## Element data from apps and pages
☆ ☆ ☆
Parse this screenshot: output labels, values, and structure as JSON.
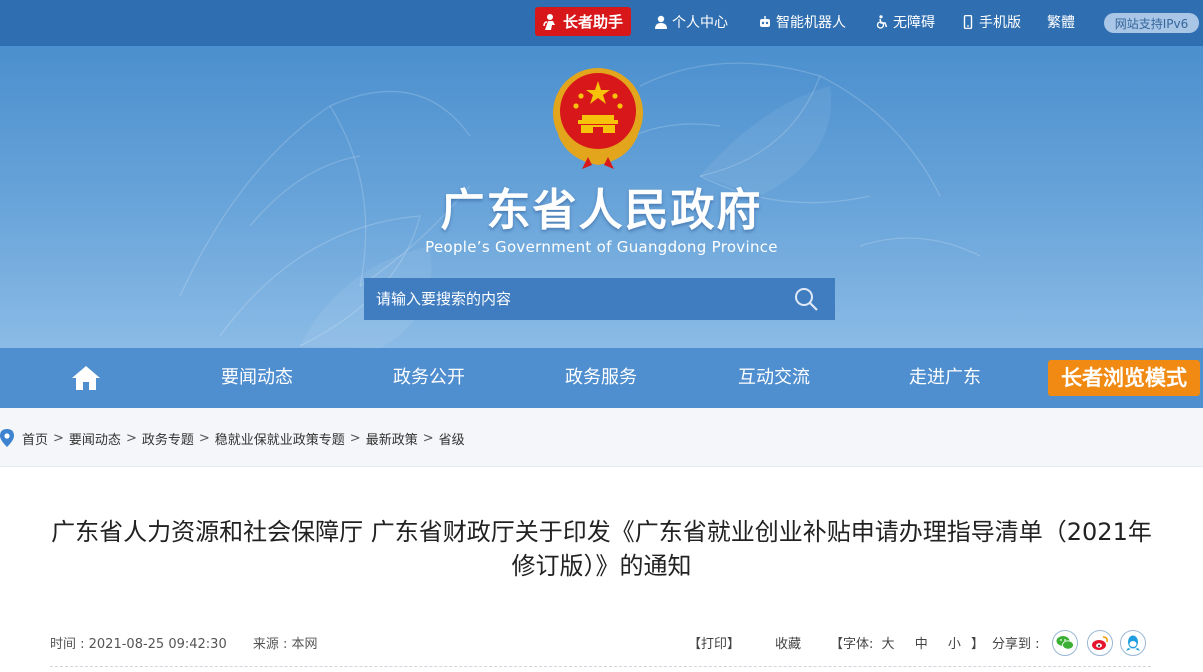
{
  "topbar": {
    "elder_helper": "长者助手",
    "personal_center": "个人中心",
    "robot": "智能机器人",
    "accessibility": "无障碍",
    "mobile": "手机版",
    "traditional": "繁體",
    "ipv6": "网站支持IPv6"
  },
  "header": {
    "title": "广东省人民政府",
    "subtitle": "People’s Government of Guangdong Province",
    "search_placeholder": "请输入要搜索的内容"
  },
  "nav": {
    "items": [
      {
        "label": "要闻动态"
      },
      {
        "label": "政务公开"
      },
      {
        "label": "政务服务"
      },
      {
        "label": "互动交流"
      },
      {
        "label": "走进广东"
      }
    ],
    "elder_mode": "长者浏览模式"
  },
  "breadcrumb": [
    "首页",
    "要闻动态",
    "政务专题",
    "稳就业保就业政策专题",
    "最新政策",
    "省级"
  ],
  "article": {
    "title_line1": "广东省人力资源和社会保障厅 广东省财政厅关于印发《广东省就业创业补贴申请办理指导清单（2021年",
    "title_line2": "修订版）》的通知",
    "time": "时间 : 2021-08-25 09:42:30",
    "source": "来源 : 本网",
    "print": "【打印】",
    "favorite": "收藏",
    "font_open": "【字体:",
    "font_large": "大",
    "font_medium": "中",
    "font_small": "小",
    "font_close": "】",
    "share_label": "分享到 :"
  },
  "colors": {
    "topbar": "#2f6fb1",
    "nav": "#4f8ecf",
    "elder_helper": "#d8171a",
    "elder_mode": "#f08a12"
  },
  "icons": [
    "user-icon",
    "robot-icon",
    "wheelchair-icon",
    "phone-icon",
    "search-icon",
    "home-icon",
    "location-pin-icon",
    "wechat-icon",
    "weibo-icon",
    "qq-icon"
  ]
}
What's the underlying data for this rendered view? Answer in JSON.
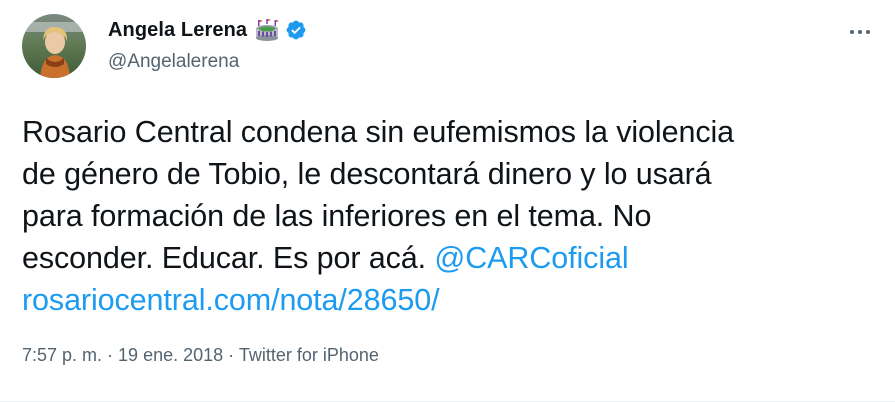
{
  "author": {
    "display_name": "Angela Lerena",
    "handle": "@Angelalerena",
    "badge_icon": "stadium-icon",
    "verified_icon": "verified-badge-icon",
    "verified_color": "#1d9bf0"
  },
  "menu": {
    "icon": "more-icon"
  },
  "tweet": {
    "text_lines": [
      "Rosario Central condena sin eufemismos la violencia",
      "de género de Tobio, le descontará dinero y lo usará",
      "para formación de las inferiores en el tema. No",
      "esconder. Educar. Es por acá. "
    ],
    "mention": "@CARCoficial",
    "link": "rosariocentral.com/nota/28650/",
    "link_color": "#1d9bf0"
  },
  "meta": {
    "time": "7:57 p. m.",
    "separator": " · ",
    "date": "19 ene. 2018",
    "source": "Twitter for iPhone"
  }
}
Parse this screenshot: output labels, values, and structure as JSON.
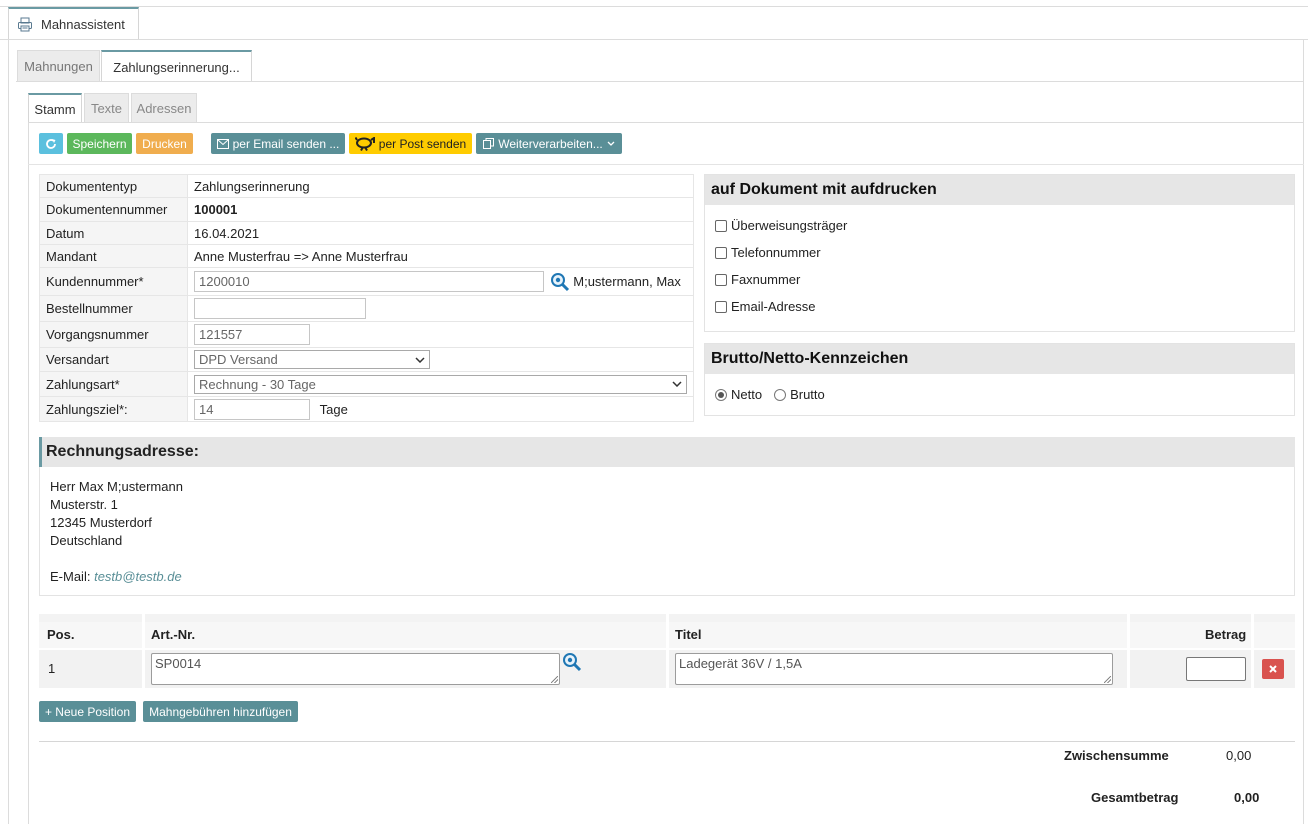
{
  "window": {
    "tab_title": "Mahnassistent",
    "tab_icon": "printer-icon"
  },
  "subtabs": [
    {
      "label": "Mahnungen",
      "active": false
    },
    {
      "label": "Zahlungserinnerung...",
      "active": true
    }
  ],
  "tabs": [
    {
      "label": "Stamm",
      "active": true
    },
    {
      "label": "Texte",
      "active": false
    },
    {
      "label": "Adressen",
      "active": false
    }
  ],
  "toolbar": {
    "refresh_icon": "refresh-icon",
    "save_label": "Speichern",
    "print_label": "Drucken",
    "email_label": "per Email senden ...",
    "post_label": "per Post senden",
    "process_label": "Weiterverarbeiten...",
    "colors": {
      "refresh": "#5bc0de",
      "save": "#5cb85c",
      "print": "#f0ad4e",
      "email": "#5a8f97",
      "post": "#ffcc00",
      "process": "#5a8f97"
    }
  },
  "form": {
    "dokumententyp": {
      "label": "Dokumententyp",
      "value": "Zahlungserinnerung"
    },
    "dokumentennummer": {
      "label": "Dokumentennummer",
      "value": "100001"
    },
    "datum": {
      "label": "Datum",
      "value": "16.04.2021"
    },
    "mandant": {
      "label": "Mandant",
      "value": "Anne Musterfrau => Anne Musterfrau"
    },
    "kundennummer": {
      "label": "Kundennummer*",
      "value": "1200010",
      "customer_name": "M;ustermann, Max"
    },
    "bestellnummer": {
      "label": "Bestellnummer",
      "value": ""
    },
    "vorgangsnummer": {
      "label": "Vorgangsnummer",
      "value": "121557"
    },
    "versandart": {
      "label": "Versandart",
      "value": "DPD Versand"
    },
    "zahlungsart": {
      "label": "Zahlungsart*",
      "value": "Rechnung - 30 Tage"
    },
    "zahlungsziel": {
      "label": "Zahlungsziel*:",
      "value": "14",
      "unit": "Tage"
    }
  },
  "print_options": {
    "title": "auf Dokument mit aufdrucken",
    "items": [
      {
        "label": "Überweisungsträger",
        "checked": false
      },
      {
        "label": "Telefonnummer",
        "checked": false
      },
      {
        "label": "Faxnummer",
        "checked": false
      },
      {
        "label": "Email-Adresse",
        "checked": false
      }
    ]
  },
  "brutto_netto": {
    "title": "Brutto/Netto-Kennzeichen",
    "options": [
      {
        "label": "Netto",
        "selected": true
      },
      {
        "label": "Brutto",
        "selected": false
      }
    ]
  },
  "address": {
    "title": "Rechnungsadresse:",
    "lines": [
      "Herr Max M;ustermann",
      "Musterstr. 1",
      "12345 Musterdorf",
      "Deutschland"
    ],
    "email_label": "E-Mail:",
    "email": "testb@testb.de"
  },
  "positions": {
    "headers": {
      "pos": "Pos.",
      "art": "Art.-Nr.",
      "title": "Titel",
      "amount": "Betrag"
    },
    "rows": [
      {
        "pos": "1",
        "art_nr": "SP0014",
        "title": "Ladegerät 36V / 1,5A",
        "amount": ""
      }
    ],
    "add_position_label": "+ Neue Position",
    "add_fees_label": "Mahngebühren hinzufügen"
  },
  "totals": {
    "subtotal_label": "Zwischensumme",
    "subtotal_value": "0,00",
    "total_label": "Gesamtbetrag",
    "total_value": "0,00"
  }
}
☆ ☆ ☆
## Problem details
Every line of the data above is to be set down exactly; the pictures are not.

## Answer space
Parse this screenshot: output labels, values, and structure as JSON.
{
  "topbar": {
    "elder_helper": "长者助手",
    "personal_center": "个人中心",
    "robot": "智能机器人",
    "accessibility": "无障碍",
    "mobile": "手机版",
    "traditional": "繁體",
    "ipv6": "网站支持IPv6"
  },
  "header": {
    "title": "广东省人民政府",
    "subtitle": "People’s Government of Guangdong Province",
    "search_placeholder": "请输入要搜索的内容"
  },
  "nav": {
    "items": [
      {
        "label": "要闻动态"
      },
      {
        "label": "政务公开"
      },
      {
        "label": "政务服务"
      },
      {
        "label": "互动交流"
      },
      {
        "label": "走进广东"
      }
    ],
    "elder_mode": "长者浏览模式"
  },
  "breadcrumb": [
    "首页",
    "要闻动态",
    "政务专题",
    "稳就业保就业政策专题",
    "最新政策",
    "省级"
  ],
  "article": {
    "title_line1": "广东省人力资源和社会保障厅 广东省财政厅关于印发《广东省就业创业补贴申请办理指导清单（2021年",
    "title_line2": "修订版）》的通知",
    "time": "时间 : 2021-08-25 09:42:30",
    "source": "来源 : 本网",
    "print": "【打印】",
    "favorite": "收藏",
    "font_open": "【字体:",
    "font_large": "大",
    "font_medium": "中",
    "font_small": "小",
    "font_close": "】",
    "share_label": "分享到 :"
  },
  "colors": {
    "topbar": "#2f6fb1",
    "nav": "#4f8ecf",
    "elder_helper": "#d8171a",
    "elder_mode": "#f08a12"
  },
  "icons": [
    "user-icon",
    "robot-icon",
    "wheelchair-icon",
    "phone-icon",
    "search-icon",
    "home-icon",
    "location-pin-icon",
    "wechat-icon",
    "weibo-icon",
    "qq-icon"
  ]
}
What's the underlying data for this rendered view? Answer in JSON.
{
  "author": {
    "display_name": "Angela Lerena",
    "handle": "@Angelalerena",
    "badge_icon": "stadium-icon",
    "verified_icon": "verified-badge-icon",
    "verified_color": "#1d9bf0"
  },
  "menu": {
    "icon": "more-icon"
  },
  "tweet": {
    "text_lines": [
      "Rosario Central condena sin eufemismos la violencia",
      "de género de Tobio, le descontará dinero y lo usará",
      "para formación de las inferiores en el tema. No",
      "esconder. Educar. Es por acá. "
    ],
    "mention": "@CARCoficial",
    "link": "rosariocentral.com/nota/28650/",
    "link_color": "#1d9bf0"
  },
  "meta": {
    "time": "7:57 p. m.",
    "separator": " · ",
    "date": "19 ene. 2018",
    "source": "Twitter for iPhone"
  }
}
Parse this screenshot: output labels, values, and structure as JSON.
{
  "window": {
    "tab_title": "Mahnassistent",
    "tab_icon": "printer-icon"
  },
  "subtabs": [
    {
      "label": "Mahnungen",
      "active": false
    },
    {
      "label": "Zahlungserinnerung...",
      "active": true
    }
  ],
  "tabs": [
    {
      "label": "Stamm",
      "active": true
    },
    {
      "label": "Texte",
      "active": false
    },
    {
      "label": "Adressen",
      "active": false
    }
  ],
  "toolbar": {
    "refresh_icon": "refresh-icon",
    "save_label": "Speichern",
    "print_label": "Drucken",
    "email_label": "per Email senden ...",
    "post_label": "per Post senden",
    "process_label": "Weiterverarbeiten...",
    "colors": {
      "refresh": "#5bc0de",
      "save": "#5cb85c",
      "print": "#f0ad4e",
      "email": "#5a8f97",
      "post": "#ffcc00",
      "process": "#5a8f97"
    }
  },
  "form": {
    "dokumententyp": {
      "label": "Dokumententyp",
      "value": "Zahlungserinnerung"
    },
    "dokumentennummer": {
      "label": "Dokumentennummer",
      "value": "100001"
    },
    "datum": {
      "label": "Datum",
      "value": "16.04.2021"
    },
    "mandant": {
      "label": "Mandant",
      "value": "Anne Musterfrau => Anne Musterfrau"
    },
    "kundennummer": {
      "label": "Kundennummer*",
      "value": "1200010",
      "customer_name": "M;ustermann, Max"
    },
    "bestellnummer": {
      "label": "Bestellnummer",
      "value": ""
    },
    "vorgangsnummer": {
      "label": "Vorgangsnummer",
      "value": "121557"
    },
    "versandart": {
      "label": "Versandart",
      "value": "DPD Versand"
    },
    "zahlungsart": {
      "label": "Zahlungsart*",
      "value": "Rechnung - 30 Tage"
    },
    "zahlungsziel": {
      "label": "Zahlungsziel*:",
      "value": "14",
      "unit": "Tage"
    }
  },
  "print_options": {
    "title": "auf Dokument mit aufdrucken",
    "items": [
      {
        "label": "Überweisungsträger",
        "checked": false
      },
      {
        "label": "Telefonnummer",
        "checked": false
      },
      {
        "label": "Faxnummer",
        "checked": false
      },
      {
        "label": "Email-Adresse",
        "checked": false
      }
    ]
  },
  "brutto_netto": {
    "title": "Brutto/Netto-Kennzeichen",
    "options": [
      {
        "label": "Netto",
        "selected": true
      },
      {
        "label": "Brutto",
        "selected": false
      }
    ]
  },
  "address": {
    "title": "Rechnungsadresse:",
    "lines": [
      "Herr Max M;ustermann",
      "Musterstr. 1",
      "12345 Musterdorf",
      "Deutschland"
    ],
    "email_label": "E-Mail:",
    "email": "testb@testb.de"
  },
  "positions": {
    "headers": {
      "pos": "Pos.",
      "art": "Art.-Nr.",
      "title": "Titel",
      "amount": "Betrag"
    },
    "rows": [
      {
        "pos": "1",
        "art_nr": "SP0014",
        "title": "Ladegerät 36V / 1,5A",
        "amount": ""
      }
    ],
    "add_position_label": "+ Neue Position",
    "add_fees_label": "Mahngebühren hinzufügen"
  },
  "totals": {
    "subtotal_label": "Zwischensumme",
    "subtotal_value": "0,00",
    "total_label": "Gesamtbetrag",
    "total_value": "0,00"
  }
}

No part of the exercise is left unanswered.